TASK ITEM
Within the lines below, find those that hold the string "value" and copy each one.

[Data records]
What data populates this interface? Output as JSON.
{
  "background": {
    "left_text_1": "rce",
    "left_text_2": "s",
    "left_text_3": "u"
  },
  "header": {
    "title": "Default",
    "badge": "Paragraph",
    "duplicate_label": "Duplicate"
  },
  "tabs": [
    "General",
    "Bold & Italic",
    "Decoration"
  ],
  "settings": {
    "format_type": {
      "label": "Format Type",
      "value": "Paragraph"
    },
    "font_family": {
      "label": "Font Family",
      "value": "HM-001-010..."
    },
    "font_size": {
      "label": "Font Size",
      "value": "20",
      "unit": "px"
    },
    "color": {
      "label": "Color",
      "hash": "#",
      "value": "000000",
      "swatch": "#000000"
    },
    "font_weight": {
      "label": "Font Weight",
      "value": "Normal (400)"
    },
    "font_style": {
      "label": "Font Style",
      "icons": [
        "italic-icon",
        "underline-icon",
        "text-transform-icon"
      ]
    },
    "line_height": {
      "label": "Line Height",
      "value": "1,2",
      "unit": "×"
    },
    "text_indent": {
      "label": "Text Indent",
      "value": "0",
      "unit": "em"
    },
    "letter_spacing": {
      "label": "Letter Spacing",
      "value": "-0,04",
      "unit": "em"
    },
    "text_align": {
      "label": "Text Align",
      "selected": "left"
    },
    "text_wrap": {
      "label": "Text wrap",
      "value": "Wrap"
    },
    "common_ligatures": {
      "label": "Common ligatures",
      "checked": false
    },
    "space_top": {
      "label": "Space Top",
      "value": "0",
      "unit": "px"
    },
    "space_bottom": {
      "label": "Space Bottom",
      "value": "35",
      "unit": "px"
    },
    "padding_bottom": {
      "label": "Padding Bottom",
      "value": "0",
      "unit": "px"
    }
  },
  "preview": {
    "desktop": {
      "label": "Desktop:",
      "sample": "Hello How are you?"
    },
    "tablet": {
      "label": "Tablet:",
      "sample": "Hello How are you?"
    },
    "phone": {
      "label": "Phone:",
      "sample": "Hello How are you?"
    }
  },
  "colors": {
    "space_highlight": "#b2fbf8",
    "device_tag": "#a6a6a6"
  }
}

THE COMPLETED TASK
      "value": "Paragraph"
      "value": "HM-001-010..."
      "value": "20",
      "value": "000000",
      "value": "Normal (400)"
      "value": "1,2",
      "value": "0",
      "value": "-0,04",
      "value": "Wrap"
      "value": "0",
      "value": "35",
      "value": "0",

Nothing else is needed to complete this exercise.